Task requirements:
Each line of the data must be reproduced as it appears.

Items from a data source:
※

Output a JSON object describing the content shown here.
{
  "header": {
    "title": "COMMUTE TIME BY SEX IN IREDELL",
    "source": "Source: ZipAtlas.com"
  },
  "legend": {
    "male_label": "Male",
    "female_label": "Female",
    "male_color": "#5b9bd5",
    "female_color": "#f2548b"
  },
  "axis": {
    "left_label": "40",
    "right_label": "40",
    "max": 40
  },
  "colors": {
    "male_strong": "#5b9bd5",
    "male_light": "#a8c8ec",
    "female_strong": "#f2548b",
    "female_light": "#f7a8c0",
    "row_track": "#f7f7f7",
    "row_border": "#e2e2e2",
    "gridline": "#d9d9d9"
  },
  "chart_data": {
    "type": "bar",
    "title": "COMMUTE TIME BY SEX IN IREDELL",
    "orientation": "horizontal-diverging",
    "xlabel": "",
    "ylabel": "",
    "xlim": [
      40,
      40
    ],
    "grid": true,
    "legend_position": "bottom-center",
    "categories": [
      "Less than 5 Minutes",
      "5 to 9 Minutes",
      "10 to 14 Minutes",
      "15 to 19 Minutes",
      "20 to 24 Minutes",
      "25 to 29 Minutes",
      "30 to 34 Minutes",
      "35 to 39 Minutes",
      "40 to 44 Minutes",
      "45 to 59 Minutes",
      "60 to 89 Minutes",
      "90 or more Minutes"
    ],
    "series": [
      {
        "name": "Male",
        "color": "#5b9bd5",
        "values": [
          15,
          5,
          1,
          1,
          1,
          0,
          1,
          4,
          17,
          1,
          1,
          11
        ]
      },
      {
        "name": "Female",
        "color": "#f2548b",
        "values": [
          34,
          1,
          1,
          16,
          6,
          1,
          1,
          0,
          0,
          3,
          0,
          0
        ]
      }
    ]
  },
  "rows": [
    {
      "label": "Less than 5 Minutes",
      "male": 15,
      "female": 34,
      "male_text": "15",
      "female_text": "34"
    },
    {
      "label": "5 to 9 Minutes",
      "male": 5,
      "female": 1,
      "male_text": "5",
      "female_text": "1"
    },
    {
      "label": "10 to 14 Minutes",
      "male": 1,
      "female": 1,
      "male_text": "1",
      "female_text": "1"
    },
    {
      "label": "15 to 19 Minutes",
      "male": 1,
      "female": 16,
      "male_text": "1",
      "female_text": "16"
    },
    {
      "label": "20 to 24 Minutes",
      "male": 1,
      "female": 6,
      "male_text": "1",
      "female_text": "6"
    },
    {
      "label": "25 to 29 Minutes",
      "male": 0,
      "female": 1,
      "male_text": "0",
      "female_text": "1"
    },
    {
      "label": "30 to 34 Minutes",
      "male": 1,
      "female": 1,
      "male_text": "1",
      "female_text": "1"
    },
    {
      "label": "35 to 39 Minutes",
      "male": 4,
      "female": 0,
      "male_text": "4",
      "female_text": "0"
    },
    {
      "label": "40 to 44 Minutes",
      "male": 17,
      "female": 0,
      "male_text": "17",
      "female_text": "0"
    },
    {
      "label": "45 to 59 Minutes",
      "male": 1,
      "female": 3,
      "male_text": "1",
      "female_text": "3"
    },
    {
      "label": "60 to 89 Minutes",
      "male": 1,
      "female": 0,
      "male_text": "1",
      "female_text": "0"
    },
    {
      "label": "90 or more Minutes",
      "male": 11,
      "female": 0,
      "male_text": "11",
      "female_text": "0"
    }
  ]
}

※

Answer space:
Output a JSON object describing the content shown here.
{
  "header": {
    "title": "COMMUTE TIME BY SEX IN IREDELL",
    "source": "Source: ZipAtlas.com"
  },
  "legend": {
    "male_label": "Male",
    "female_label": "Female",
    "male_color": "#5b9bd5",
    "female_color": "#f2548b"
  },
  "axis": {
    "left_label": "40",
    "right_label": "40",
    "max": 40
  },
  "colors": {
    "male_strong": "#5b9bd5",
    "male_light": "#a8c8ec",
    "female_strong": "#f2548b",
    "female_light": "#f7a8c0",
    "row_track": "#f7f7f7",
    "row_border": "#e2e2e2",
    "gridline": "#d9d9d9"
  },
  "chart_data": {
    "type": "bar",
    "title": "COMMUTE TIME BY SEX IN IREDELL",
    "orientation": "horizontal-diverging",
    "xlabel": "",
    "ylabel": "",
    "xlim": [
      40,
      40
    ],
    "grid": true,
    "legend_position": "bottom-center",
    "categories": [
      "Less than 5 Minutes",
      "5 to 9 Minutes",
      "10 to 14 Minutes",
      "15 to 19 Minutes",
      "20 to 24 Minutes",
      "25 to 29 Minutes",
      "30 to 34 Minutes",
      "35 to 39 Minutes",
      "40 to 44 Minutes",
      "45 to 59 Minutes",
      "60 to 89 Minutes",
      "90 or more Minutes"
    ],
    "series": [
      {
        "name": "Male",
        "color": "#5b9bd5",
        "values": [
          15,
          5,
          1,
          1,
          1,
          0,
          1,
          4,
          17,
          1,
          1,
          11
        ]
      },
      {
        "name": "Female",
        "color": "#f2548b",
        "values": [
          34,
          1,
          1,
          16,
          6,
          1,
          1,
          0,
          0,
          3,
          0,
          0
        ]
      }
    ]
  },
  "rows": [
    {
      "label": "Less than 5 Minutes",
      "male": 15,
      "female": 34,
      "male_text": "15",
      "female_text": "34"
    },
    {
      "label": "5 to 9 Minutes",
      "male": 5,
      "female": 1,
      "male_text": "5",
      "female_text": "1"
    },
    {
      "label": "10 to 14 Minutes",
      "male": 1,
      "female": 1,
      "male_text": "1",
      "female_text": "1"
    },
    {
      "label": "15 to 19 Minutes",
      "male": 1,
      "female": 16,
      "male_text": "1",
      "female_text": "16"
    },
    {
      "label": "20 to 24 Minutes",
      "male": 1,
      "female": 6,
      "male_text": "1",
      "female_text": "6"
    },
    {
      "label": "25 to 29 Minutes",
      "male": 0,
      "female": 1,
      "male_text": "0",
      "female_text": "1"
    },
    {
      "label": "30 to 34 Minutes",
      "male": 1,
      "female": 1,
      "male_text": "1",
      "female_text": "1"
    },
    {
      "label": "35 to 39 Minutes",
      "male": 4,
      "female": 0,
      "male_text": "4",
      "female_text": "0"
    },
    {
      "label": "40 to 44 Minutes",
      "male": 17,
      "female": 0,
      "male_text": "17",
      "female_text": "0"
    },
    {
      "label": "45 to 59 Minutes",
      "male": 1,
      "female": 3,
      "male_text": "1",
      "female_text": "3"
    },
    {
      "label": "60 to 89 Minutes",
      "male": 1,
      "female": 0,
      "male_text": "1",
      "female_text": "0"
    },
    {
      "label": "90 or more Minutes",
      "male": 11,
      "female": 0,
      "male_text": "11",
      "female_text": "0"
    }
  ]
}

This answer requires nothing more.